Be that as it may, it is clear that our statute provides that the deposition may be used “against any party” and “for any purpose.” To hold with appellees, it would be necessary to completely disregard the literal meaning of the quoted phrases. As pointed out by appellants, we would have to write into Sub-section (d) “The additional requirement that the deposition of a party may be used only ‘against that party’ contrary to its express language that it may be used ‘against any party.’ ”

Accordingly, we reach the real question, i.e., “Were appellants and Nickell adverse parties?” In Mahoney v. Founders’ Insurance Company, 12 Cal. Rptr. 114, the District Court of Appeals for the Second District of California, declared that “. . . adverse parties are those who, by the pleadings, are arrayed on opposite sides.”

In the citation from Moore’s Federal Practice, previously mentioned, the author states, “ ‘Adverse party’ as used in this rule is a term of art, and means a party whose interest in the case is adverse to that of another party, . . .” We are persuaded that appellants and Nickell come within the definition of “Adverse parties.” The Mabrys instituted suit against Nickell, and Nickell filed a counter-claim against the Mabrys. Appellants obtained a judgment against Nickell. In fact, all parties appear to have been adverse to each other. The Mabrys sued appellees and Nickell. Appellees counter-claimed against appellant, Major Mabry, and cross-complained against Nickell; Nickell counter-claimed against appellants, and cross-complained against appellees. Having reached the conclusion that the Mabrys and Nickell were adverse parties, it follows that the court erred in not admitting the Nickell deposition. Of course, appellees *521will have the opportunity to refute and rebut the evidence contained in the Nickell deposition, and may even subpeona Nickell for this purpose, if it develops that he is competent to testify when, and if, the case is re-tried.

This last brings us to the final argument advanced by appellees. They contend that the ruling of the trial court should be upheld because Nickell was not competent, to the degree required by law, to testify. The court entered its finding that Nickell was not competent to testify on the date of the trial; however, no finding was made as to Nickell’s competency on the date of the taking of the deposition. The mere fact Nickell had been adjudged incompetent in 1957, and had never, by court order, been restored to competency, does not, within itself, establish that Nickell was incapable of testifying at the time of the taking of the deposition. Ark. Stat. Ann. 'S 28-601 (Repl. 1962) provides that certain persons shall be incompetent to testify. Among those declared incompetent to give testimony are the following:

“Persons who are of unsound mind at the time of being produced as witnesses, provided, however, that no person shall be denied the right to testify who is in possession of his or her mental faculties during a lucid interval, and provided further that it shall be within the sound discretion of the Trial Court to permit any person to testify who understands the obligation of an oath and who has sufficient understanding, and the fact that such person has been adjudged of unsound mind shall only affect his or her credibility as a witness, and the court shall so instruct the jury.”

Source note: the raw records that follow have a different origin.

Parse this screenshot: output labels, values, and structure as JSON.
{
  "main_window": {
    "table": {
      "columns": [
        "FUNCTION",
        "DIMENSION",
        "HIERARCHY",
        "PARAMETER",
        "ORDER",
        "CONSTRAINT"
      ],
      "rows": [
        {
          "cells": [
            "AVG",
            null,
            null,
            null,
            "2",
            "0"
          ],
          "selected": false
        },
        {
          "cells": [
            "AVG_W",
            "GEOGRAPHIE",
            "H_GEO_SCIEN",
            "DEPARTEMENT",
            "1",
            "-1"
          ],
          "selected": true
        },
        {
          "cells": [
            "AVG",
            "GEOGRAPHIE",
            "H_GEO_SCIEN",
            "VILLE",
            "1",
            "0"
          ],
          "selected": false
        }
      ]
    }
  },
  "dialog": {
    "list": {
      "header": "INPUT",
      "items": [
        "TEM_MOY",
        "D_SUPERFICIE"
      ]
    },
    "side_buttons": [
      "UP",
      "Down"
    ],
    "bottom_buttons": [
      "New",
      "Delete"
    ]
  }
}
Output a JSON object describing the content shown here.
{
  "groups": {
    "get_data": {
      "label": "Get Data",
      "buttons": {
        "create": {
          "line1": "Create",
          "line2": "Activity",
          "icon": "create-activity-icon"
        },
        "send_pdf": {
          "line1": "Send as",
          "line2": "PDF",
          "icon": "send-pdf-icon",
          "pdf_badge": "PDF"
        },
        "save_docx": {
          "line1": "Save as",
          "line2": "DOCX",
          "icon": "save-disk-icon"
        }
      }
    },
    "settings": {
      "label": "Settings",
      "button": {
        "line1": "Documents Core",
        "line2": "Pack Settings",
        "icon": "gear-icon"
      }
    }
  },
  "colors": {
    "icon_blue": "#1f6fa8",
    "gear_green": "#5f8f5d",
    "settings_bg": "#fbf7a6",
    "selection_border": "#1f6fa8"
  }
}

See also Parker v. Walrath, 232 Ark. 585, 339 S. W. 2d 121. "Whether Nickell was competent to give the deposition is a matter that will have to be determined in future proceedings.

Because of the error, heretofore set out, the judgment is reversed, and the cause remanded to the Benton County Circuit Court with directions to proceed in a manner not inconsistent with this opinion.